*** Given records ***

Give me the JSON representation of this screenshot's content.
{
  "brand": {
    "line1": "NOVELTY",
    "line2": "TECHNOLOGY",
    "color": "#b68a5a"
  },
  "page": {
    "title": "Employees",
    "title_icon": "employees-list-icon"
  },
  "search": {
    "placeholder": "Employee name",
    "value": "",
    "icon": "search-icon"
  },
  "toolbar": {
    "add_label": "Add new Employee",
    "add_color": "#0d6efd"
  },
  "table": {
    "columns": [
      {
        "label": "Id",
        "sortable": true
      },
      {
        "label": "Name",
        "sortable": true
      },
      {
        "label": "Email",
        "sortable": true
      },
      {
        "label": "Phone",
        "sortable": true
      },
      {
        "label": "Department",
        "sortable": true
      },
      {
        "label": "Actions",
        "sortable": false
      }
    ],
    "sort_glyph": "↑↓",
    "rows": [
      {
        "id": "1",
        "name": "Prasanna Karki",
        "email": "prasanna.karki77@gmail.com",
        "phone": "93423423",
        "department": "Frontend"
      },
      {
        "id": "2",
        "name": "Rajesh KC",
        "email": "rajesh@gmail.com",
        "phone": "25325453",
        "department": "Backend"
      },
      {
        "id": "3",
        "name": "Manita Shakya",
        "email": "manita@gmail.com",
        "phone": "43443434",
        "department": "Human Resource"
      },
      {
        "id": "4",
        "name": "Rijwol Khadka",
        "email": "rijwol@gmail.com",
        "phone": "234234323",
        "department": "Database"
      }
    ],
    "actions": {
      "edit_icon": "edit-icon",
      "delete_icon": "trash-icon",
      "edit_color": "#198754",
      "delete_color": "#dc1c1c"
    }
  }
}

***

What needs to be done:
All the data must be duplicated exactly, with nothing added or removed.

Output:
Give me the JSON representation of this screenshot's content.
{
  "brand": {
    "line1": "NOVELTY",
    "line2": "TECHNOLOGY",
    "color": "#b68a5a"
  },
  "page": {
    "title": "Employees",
    "title_icon": "employees-list-icon"
  },
  "search": {
    "placeholder": "Employee name",
    "value": "",
    "icon": "search-icon"
  },
  "toolbar": {
    "add_label": "Add new Employee",
    "add_color": "#0d6efd"
  },
  "table": {
    "columns": [
      {
        "label": "Id",
        "sortable": true
      },
      {
        "label": "Name",
        "sortable": true
      },
      {
        "label": "Email",
        "sortable": true
      },
      {
        "label": "Phone",
        "sortable": true
      },
      {
        "label": "Department",
        "sortable": true
      },
      {
        "label": "Actions",
        "sortable": false
      }
    ],
    "sort_glyph": "↑↓",
    "rows": [
      {
        "id": "1",
        "name": "Prasanna Karki",
        "email": "prasanna.karki77@gmail.com",
        "phone": "93423423",
        "department": "Frontend"
      },
      {
        "id": "2",
        "name": "Rajesh KC",
        "email": "rajesh@gmail.com",
        "phone": "25325453",
        "department": "Backend"
      },
      {
        "id": "3",
        "name": "Manita Shakya",
        "email": "manita@gmail.com",
        "phone": "43443434",
        "department": "Human Resource"
      },
      {
        "id": "4",
        "name": "Rijwol Khadka",
        "email": "rijwol@gmail.com",
        "phone": "234234323",
        "department": "Database"
      }
    ],
    "actions": {
      "edit_icon": "edit-icon",
      "delete_icon": "trash-icon",
      "edit_color": "#198754",
      "delete_color": "#dc1c1c"
    }
  }
}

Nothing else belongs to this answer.